**INFORMATION PROVIDED:**
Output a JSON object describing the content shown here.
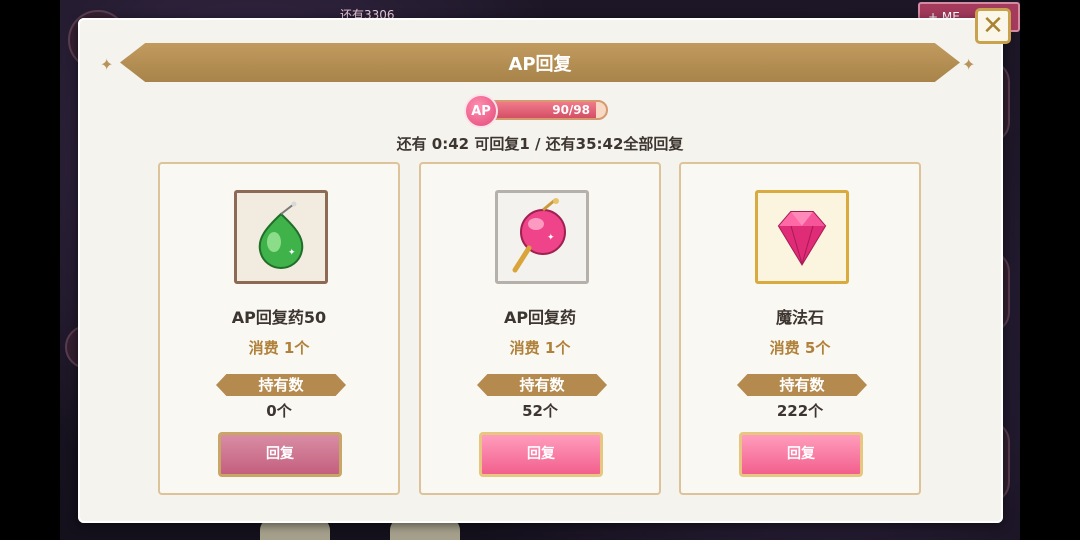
{
  "background": {
    "top_text": "还有3306",
    "tag_text": "+ ME"
  },
  "dialog": {
    "title": "AP回复",
    "ap": {
      "badge": "AP",
      "value_text": "90/98",
      "current": 90,
      "max": 98
    },
    "recover_info": "还有 0:42 可回复1 / 还有35:42全部回复",
    "close_glyph": "✕",
    "items": [
      {
        "name": "AP回复药50",
        "cost": "消费 1个",
        "own_label": "持有数",
        "own_count": "0个",
        "button": "回复",
        "icon": "green-potion-icon",
        "button_state": "disabled"
      },
      {
        "name": "AP回复药",
        "cost": "消费 1个",
        "own_label": "持有数",
        "own_count": "52个",
        "button": "回复",
        "icon": "pink-potion-icon",
        "button_state": "enabled"
      },
      {
        "name": "魔法石",
        "cost": "消费 5个",
        "own_label": "持有数",
        "own_count": "222个",
        "button": "回复",
        "icon": "magic-stone-icon",
        "button_state": "enabled"
      }
    ]
  },
  "colors": {
    "ribbon": "#b08b52",
    "accent_pink": "#f25f8d",
    "cost_text": "#b0813a"
  }
}
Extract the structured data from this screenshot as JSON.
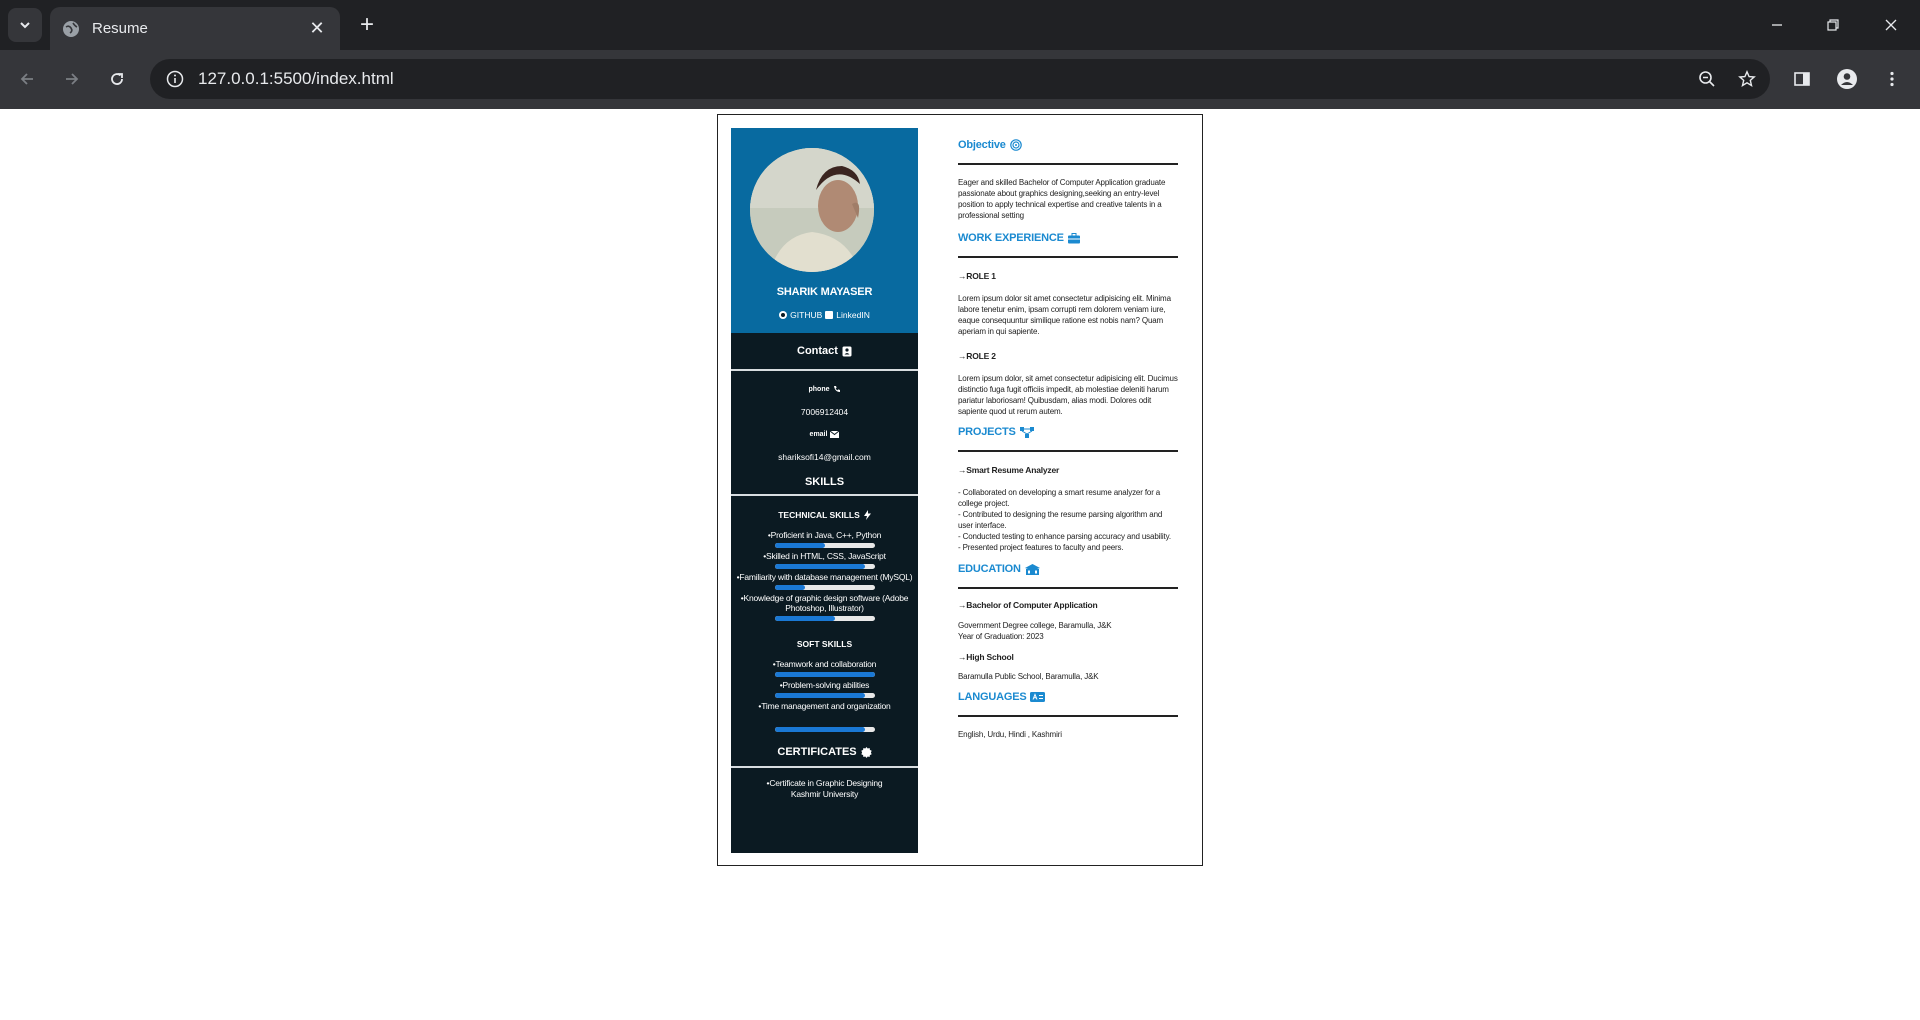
{
  "browser": {
    "tab_title": "Resume",
    "url": "127.0.0.1:5500/index.html"
  },
  "resume": {
    "name": "SHARIK MAYASER",
    "links": {
      "github": "GITHUB",
      "linkedin": "LinkedIN"
    },
    "contact": {
      "heading": "Contact",
      "phone_label": "phone",
      "phone": "7006912404",
      "email_label": "email",
      "email": "shariksofi14@gmail.com"
    },
    "skills": {
      "heading": "SKILLS",
      "technical_heading": "TECHNICAL SKILLS",
      "technical": [
        {
          "label": "•Proficient in Java, C++, Python",
          "level": 0.5
        },
        {
          "label": "•Skilled in HTML, CSS, JavaScript",
          "level": 0.9
        },
        {
          "label": "•Familiarity with database management (MySQL)",
          "level": 0.3
        },
        {
          "label": "•Knowledge of graphic design software (Adobe Photoshop, Illustrator)",
          "level": 0.6
        }
      ],
      "soft_heading": "SOFT SKILLS",
      "soft": [
        {
          "label": "•Teamwork and collaboration",
          "level": 1.0
        },
        {
          "label": "•Problem-solving abilities",
          "level": 0.9
        },
        {
          "label": "•Time management and organization",
          "level": 0.9
        }
      ]
    },
    "certificates": {
      "heading": "CERTIFICATES",
      "line1": "•Certificate in Graphic Designing",
      "line2": "Kashmir University"
    },
    "objective": {
      "heading": "Objective",
      "text": "Eager and skilled Bachelor of Computer Application graduate passionate about graphics designing,seeking an entry-level position to apply technical expertise and creative talents in a professional setting"
    },
    "work": {
      "heading": "WORK EXPERIENCE",
      "roles": [
        {
          "title": "→ROLE 1",
          "text": "Lorem ipsum dolor sit amet consectetur adipisicing elit. Minima labore tenetur enim, ipsam corrupti rem dolorem veniam iure, eaque consequuntur similique ratione est nobis nam? Quam aperiam in qui sapiente."
        },
        {
          "title": "→ROLE 2",
          "text": "Lorem ipsum dolor, sit amet consectetur adipisicing elit. Ducimus distinctio fuga fugit officiis impedit, ab molestiae deleniti harum pariatur laboriosam! Quibusdam, alias modi. Dolores odit sapiente quod ut rerum autem."
        }
      ]
    },
    "projects": {
      "heading": "PROJECTS",
      "title": "→Smart Resume Analyzer",
      "lines": [
        "- Collaborated on developing a smart resume analyzer for a college project.",
        "- Contributed to designing the resume parsing algorithm and user interface.",
        "- Conducted testing to enhance parsing accuracy and usability.",
        "- Presented project features to faculty and peers."
      ]
    },
    "education": {
      "heading": "EDUCATION",
      "degree": "→Bachelor of Computer Application",
      "college": "Government Degree college, Baramulla, J&K",
      "year": "Year of Graduation: 2023",
      "school_title": "→High School",
      "school": "Baramulla Public School, Baramulla, J&K"
    },
    "languages": {
      "heading": "LANGUAGES",
      "text": "English, Urdu, Hindi , Kashmiri"
    }
  }
}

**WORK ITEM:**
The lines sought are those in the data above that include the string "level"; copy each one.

**OUTPUT FOR THIS EXERCISE:**
          "level": 0.5
          "level": 0.9
          "level": 0.3
          "level": 0.6
          "level": 1.0
          "level": 0.9
          "level": 0.9
      "text": "Eager and skilled Bachelor of Computer Application graduate passionate about graphics designing,seeking an entry-level position to apply technical expertise and creative talents in a professional setting"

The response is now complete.